Al-Nass (The People), and other television channels of “Satellite Salafism,” broadcast news of a year old mediocre film trailer about the life of the Prophet Mohammad, made by an Israeli-Californian and championed by a Florida-based Christian pastor. Across the waters, radicals spurred each other on. The reactions in Cairo and Benghazi were swift. Crowds formed in front of the US embassy in Egypt and the US consulate in Libya, storming them, and, in Benghazi, a rocket-fired grenade – it seems – killed four US officials, including the US ambassador to Libya, Christopher Stevens.

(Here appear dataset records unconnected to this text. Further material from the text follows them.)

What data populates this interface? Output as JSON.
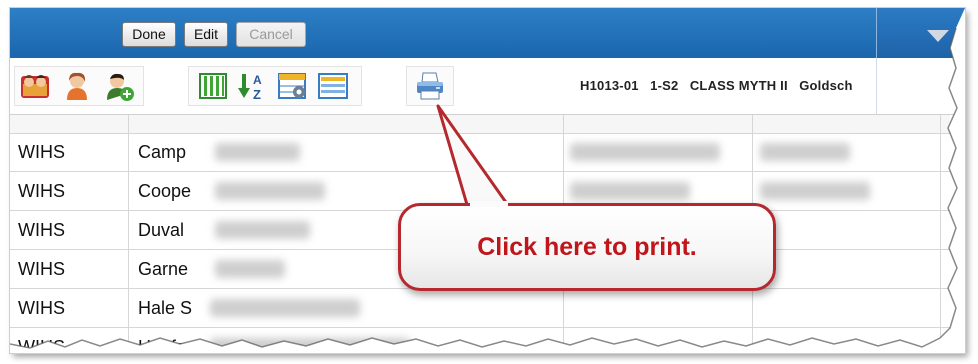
{
  "toolbar": {
    "done_label": "Done",
    "edit_label": "Edit",
    "cancel_label": "Cancel"
  },
  "class_info": {
    "section": "H1013-01",
    "term": "1-S2",
    "course": "CLASS MYTH II",
    "teacher": "Goldsch"
  },
  "icons": {
    "group1": [
      "class-roster-icon",
      "student-icon",
      "add-student-icon"
    ],
    "group2": [
      "columns-icon",
      "sort-az-icon",
      "table-settings-icon",
      "rows-icon"
    ],
    "group3": [
      "printer-icon"
    ]
  },
  "table": {
    "rows": [
      {
        "school": "WIHS",
        "name": "Camp"
      },
      {
        "school": "WIHS",
        "name": "Coope"
      },
      {
        "school": "WIHS",
        "name": "Duval"
      },
      {
        "school": "WIHS",
        "name": "Garne"
      },
      {
        "school": "WIHS",
        "name": "Hale S"
      },
      {
        "school": "WIHS",
        "name": "Hoefg"
      }
    ]
  },
  "callout": {
    "text": "Click here to print."
  },
  "colors": {
    "header_blue": "#1b66ad",
    "callout_border": "#b5282e",
    "callout_text": "#c0151b"
  }
}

The crowds in both Cairo and Benghazi included not only radical Islamists, but also groups such as Egypt’s Ultras, the soccer fan club that played an important role in the 2011 revolution. The media has concentrated on the presence of bearded men and black flags to paint these protests as the work of Salafis, and to point the finger at Ansar al-Shariah and other fringe groups. The black flag (the banner of the eagle) does not, of course, belong solely to al-Qaeda or even to Islamic radicalism. It has become a commonplace symbol used by those who want a more robust Islamic presence in the public sphere as well as by those who want to live under an Islamic theocracy. Both claim the flag, so its presence is not conclusive about the currents that took part in this, and other such events. It will take time to fully understand the roots of such violent acts, after careful forensic reporting on those who came to the protests. Nevertheless, some preliminary observations can be made regarding the ongoing social convulsions, at least in the Libyan case.
For more on this story, visit: Humiliation and Rage in Libya » Counterpunch: Tells the Facts, Names the Names.